Dombeya tiliacea (Endl.) Planch.

Shrub or small tree to about 4-5m tall, bark rough and grey. Leaves broadly ovate mostly 4-9 cm long, 3-7 cm wide, pointed at the tip, sometimes 3-lobed. Main veins 7. Margin finely scalloped. Stalks almost as long as the blades. Flowers on long, hairy stalks in the upper leaf axils, white or occasionally pink, becoming rust-coloured and persistent, aromatic; May-Sept. Fruit a hairy capsule. [D. natalensis Sond.]

S Africa (E Cape &Natal)

Occurs naturally in a wide range of conditions from coastal evergreen forest to mixed hillside scrub.

Dombeya tiliacea is the most common species of Dombeya in cultivation in SE Australia.


D. dregeana Sond. is said to differ botanically in having broader bracts. D. tiliacea f. dregeana, is sometimes a name used in horticulture for a form with pinkish flowers. However, as the horticulturally interesting colour difference is recognised in the description of the species and this latter name is generally placed in synonymy.

D. kirkii and D. burgessiae are occasionally encountered (see differences in key); the latter may have pink flowers.

D. rotundifolia (Hochst.) Planchon with ovate to almost circular leaves is also occasionally offered.

Source: Spencer, R. (1997). Sterculiaceae. In: Spencer, R.. Horticultural Flora of South-eastern Australia. Volume 2. Flowering plants. Dicotyledons. Part 1. The identification of garden and cultivated plants. University of New South Wales Press.

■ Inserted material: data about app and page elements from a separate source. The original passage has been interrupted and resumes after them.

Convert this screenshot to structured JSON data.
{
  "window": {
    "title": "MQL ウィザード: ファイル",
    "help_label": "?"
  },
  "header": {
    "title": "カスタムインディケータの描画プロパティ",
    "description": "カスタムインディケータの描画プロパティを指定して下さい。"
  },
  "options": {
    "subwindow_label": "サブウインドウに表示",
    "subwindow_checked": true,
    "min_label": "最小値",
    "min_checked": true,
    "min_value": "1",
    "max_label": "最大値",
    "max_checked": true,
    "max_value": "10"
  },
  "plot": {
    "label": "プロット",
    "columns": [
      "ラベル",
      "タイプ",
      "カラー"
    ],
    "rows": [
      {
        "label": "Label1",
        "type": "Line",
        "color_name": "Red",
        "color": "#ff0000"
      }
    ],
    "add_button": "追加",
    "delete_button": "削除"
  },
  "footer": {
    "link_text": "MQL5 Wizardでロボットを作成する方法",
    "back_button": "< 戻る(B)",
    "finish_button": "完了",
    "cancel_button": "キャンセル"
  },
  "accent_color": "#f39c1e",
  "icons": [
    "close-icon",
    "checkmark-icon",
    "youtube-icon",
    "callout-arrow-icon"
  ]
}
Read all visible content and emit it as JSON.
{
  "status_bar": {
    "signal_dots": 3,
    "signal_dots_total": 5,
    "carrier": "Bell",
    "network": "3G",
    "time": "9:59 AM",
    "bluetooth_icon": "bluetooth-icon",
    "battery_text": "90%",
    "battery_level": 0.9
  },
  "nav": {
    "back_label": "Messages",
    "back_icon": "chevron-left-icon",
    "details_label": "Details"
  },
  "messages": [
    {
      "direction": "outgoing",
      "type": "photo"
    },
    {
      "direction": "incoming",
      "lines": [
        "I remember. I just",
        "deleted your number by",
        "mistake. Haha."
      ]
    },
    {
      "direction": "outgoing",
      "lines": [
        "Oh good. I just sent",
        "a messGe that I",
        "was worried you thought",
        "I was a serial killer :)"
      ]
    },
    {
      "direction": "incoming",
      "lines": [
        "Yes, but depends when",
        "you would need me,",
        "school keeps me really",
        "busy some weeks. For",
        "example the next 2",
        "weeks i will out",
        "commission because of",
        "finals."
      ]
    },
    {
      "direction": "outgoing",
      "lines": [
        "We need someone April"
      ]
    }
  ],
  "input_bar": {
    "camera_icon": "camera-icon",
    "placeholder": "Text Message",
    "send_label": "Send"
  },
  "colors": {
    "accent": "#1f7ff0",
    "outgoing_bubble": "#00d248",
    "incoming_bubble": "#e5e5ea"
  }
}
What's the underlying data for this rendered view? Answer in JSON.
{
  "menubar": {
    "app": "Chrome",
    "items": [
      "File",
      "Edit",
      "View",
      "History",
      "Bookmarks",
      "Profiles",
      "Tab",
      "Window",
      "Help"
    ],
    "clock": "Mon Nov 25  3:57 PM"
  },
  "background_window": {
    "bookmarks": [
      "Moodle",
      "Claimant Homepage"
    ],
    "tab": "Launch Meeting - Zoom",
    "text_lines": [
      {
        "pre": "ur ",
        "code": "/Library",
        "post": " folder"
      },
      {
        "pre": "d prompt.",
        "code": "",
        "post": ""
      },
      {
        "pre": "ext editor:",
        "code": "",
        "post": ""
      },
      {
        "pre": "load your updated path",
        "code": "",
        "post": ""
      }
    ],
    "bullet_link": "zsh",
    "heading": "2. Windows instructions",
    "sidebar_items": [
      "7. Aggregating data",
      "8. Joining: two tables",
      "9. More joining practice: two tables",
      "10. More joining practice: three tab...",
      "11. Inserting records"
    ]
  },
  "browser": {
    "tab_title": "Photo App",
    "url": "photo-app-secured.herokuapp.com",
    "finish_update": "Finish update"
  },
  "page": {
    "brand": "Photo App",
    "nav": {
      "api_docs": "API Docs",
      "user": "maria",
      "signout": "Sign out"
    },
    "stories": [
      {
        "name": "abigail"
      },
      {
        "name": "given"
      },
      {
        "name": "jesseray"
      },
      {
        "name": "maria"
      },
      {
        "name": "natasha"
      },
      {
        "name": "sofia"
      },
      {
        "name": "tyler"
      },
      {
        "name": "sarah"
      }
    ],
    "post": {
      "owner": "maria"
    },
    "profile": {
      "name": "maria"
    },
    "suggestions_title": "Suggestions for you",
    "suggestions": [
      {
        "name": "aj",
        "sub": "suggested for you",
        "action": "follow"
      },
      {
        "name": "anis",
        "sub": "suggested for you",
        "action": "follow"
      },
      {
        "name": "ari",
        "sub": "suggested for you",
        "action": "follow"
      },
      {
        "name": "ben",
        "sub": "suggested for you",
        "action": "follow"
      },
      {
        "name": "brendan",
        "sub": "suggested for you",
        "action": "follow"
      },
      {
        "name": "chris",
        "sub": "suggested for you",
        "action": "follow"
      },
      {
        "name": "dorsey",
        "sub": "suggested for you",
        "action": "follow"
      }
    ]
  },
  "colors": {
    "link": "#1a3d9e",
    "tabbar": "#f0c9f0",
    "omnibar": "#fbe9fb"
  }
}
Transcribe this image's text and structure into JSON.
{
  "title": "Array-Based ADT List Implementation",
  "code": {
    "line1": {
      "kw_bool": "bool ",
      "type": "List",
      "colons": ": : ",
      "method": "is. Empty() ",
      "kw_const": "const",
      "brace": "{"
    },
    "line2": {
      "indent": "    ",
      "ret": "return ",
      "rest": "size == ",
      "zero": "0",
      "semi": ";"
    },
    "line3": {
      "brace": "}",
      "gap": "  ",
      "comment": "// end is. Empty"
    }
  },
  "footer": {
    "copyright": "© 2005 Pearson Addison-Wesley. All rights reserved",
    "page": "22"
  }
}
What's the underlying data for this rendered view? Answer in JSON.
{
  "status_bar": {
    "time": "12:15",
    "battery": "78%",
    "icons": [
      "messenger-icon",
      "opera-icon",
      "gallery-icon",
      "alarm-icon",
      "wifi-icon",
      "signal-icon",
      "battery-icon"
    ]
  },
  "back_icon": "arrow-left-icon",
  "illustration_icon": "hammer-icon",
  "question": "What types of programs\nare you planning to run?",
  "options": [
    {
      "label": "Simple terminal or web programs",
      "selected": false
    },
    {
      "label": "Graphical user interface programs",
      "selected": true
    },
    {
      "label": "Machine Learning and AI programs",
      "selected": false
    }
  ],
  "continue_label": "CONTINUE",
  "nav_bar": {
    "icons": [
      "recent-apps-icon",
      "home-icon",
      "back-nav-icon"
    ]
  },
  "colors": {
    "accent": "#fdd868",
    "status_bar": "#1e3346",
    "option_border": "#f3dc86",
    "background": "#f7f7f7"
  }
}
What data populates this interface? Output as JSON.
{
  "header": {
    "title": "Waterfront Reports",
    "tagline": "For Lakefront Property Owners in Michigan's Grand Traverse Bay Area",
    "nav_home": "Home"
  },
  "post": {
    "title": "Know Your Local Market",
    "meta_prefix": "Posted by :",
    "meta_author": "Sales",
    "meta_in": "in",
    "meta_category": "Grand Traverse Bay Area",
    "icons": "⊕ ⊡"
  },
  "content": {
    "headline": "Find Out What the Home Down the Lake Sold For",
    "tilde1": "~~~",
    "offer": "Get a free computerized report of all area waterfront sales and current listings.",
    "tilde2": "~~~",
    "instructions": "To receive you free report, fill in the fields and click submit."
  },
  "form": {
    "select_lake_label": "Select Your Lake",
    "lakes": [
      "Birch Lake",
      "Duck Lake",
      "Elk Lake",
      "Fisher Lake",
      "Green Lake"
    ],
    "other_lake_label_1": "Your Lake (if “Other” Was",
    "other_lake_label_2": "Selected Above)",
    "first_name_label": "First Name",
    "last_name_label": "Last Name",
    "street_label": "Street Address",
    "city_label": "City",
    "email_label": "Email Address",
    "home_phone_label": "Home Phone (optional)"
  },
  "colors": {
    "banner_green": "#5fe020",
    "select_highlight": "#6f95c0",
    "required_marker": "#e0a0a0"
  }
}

Distribution map
kingdom Plantae
phylum   Tracheophyta
class    Magnoliopsida
superorder     Rosanae
order      Malvales
family       Malvaceae
genus        Dombeya Cav.